- Exercise prompt: Please copy every line of the data in which the string "title" appears.

Content starts

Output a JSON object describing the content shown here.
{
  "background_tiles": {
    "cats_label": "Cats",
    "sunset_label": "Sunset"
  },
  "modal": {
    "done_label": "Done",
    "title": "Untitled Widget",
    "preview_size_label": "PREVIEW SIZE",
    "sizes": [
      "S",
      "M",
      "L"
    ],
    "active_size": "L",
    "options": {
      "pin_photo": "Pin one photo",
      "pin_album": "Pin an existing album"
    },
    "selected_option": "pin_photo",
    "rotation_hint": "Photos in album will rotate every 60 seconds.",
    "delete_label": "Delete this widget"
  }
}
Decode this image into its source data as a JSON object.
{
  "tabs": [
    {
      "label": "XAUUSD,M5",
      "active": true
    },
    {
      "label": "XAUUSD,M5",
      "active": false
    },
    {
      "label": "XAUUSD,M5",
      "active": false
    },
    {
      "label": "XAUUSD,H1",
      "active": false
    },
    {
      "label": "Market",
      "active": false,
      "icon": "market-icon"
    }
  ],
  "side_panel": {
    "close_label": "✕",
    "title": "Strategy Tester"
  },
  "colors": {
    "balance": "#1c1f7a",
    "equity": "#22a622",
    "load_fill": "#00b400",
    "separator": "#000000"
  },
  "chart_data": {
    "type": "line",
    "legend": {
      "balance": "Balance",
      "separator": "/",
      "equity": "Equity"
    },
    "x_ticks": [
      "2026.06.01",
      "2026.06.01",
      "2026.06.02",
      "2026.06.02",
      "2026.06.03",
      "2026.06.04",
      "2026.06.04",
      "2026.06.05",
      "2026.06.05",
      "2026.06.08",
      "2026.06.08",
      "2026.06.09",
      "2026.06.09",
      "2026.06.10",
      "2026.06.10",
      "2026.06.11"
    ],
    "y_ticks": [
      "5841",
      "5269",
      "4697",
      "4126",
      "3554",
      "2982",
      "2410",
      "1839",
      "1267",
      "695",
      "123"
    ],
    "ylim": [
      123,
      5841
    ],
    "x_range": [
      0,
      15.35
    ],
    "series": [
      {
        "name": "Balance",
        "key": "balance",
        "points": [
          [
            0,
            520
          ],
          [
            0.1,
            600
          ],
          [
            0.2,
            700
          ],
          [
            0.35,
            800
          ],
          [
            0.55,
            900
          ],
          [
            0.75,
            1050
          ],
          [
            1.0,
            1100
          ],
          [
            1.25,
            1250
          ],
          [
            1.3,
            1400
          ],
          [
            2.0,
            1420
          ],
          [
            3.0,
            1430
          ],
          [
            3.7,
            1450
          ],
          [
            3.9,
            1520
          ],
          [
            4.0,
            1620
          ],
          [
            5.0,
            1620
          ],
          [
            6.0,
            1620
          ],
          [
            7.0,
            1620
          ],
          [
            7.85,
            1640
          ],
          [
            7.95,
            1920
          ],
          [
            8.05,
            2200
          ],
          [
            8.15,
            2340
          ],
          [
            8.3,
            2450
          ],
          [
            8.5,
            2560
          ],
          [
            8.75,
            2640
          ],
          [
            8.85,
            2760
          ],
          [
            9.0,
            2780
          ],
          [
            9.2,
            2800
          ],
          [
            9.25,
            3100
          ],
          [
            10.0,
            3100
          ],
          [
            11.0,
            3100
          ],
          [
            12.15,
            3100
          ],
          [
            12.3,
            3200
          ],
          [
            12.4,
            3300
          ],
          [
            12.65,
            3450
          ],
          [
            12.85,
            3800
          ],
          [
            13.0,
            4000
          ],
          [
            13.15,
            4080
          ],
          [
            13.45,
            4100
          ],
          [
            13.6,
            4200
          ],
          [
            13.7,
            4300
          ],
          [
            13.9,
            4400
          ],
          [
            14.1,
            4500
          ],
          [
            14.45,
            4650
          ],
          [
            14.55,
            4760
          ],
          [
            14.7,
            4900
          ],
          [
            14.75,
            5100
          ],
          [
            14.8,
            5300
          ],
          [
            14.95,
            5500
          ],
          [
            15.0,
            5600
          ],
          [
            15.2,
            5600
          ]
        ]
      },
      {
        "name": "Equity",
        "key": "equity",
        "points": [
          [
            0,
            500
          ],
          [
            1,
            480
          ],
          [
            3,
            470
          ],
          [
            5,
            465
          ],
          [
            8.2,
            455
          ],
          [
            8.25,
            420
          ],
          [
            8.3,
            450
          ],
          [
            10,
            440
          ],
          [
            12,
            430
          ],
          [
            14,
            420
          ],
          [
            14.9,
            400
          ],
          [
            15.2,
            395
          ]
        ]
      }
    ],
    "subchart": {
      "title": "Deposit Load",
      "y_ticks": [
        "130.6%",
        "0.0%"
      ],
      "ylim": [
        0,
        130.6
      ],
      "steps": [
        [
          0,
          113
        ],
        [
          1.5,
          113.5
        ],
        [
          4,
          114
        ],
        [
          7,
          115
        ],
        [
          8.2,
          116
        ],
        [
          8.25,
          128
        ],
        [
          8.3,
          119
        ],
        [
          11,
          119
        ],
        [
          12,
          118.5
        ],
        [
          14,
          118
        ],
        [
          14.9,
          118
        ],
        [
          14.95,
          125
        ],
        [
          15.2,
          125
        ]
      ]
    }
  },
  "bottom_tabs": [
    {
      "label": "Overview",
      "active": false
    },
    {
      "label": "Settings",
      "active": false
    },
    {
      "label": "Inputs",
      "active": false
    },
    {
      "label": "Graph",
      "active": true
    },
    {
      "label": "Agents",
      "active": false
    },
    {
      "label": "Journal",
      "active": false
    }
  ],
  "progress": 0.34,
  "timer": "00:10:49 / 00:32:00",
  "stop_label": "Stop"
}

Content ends

- Your solution:
    "title": "Untitled Widget",
    "title": "Strategy Tester"
      "title": "Deposit Load",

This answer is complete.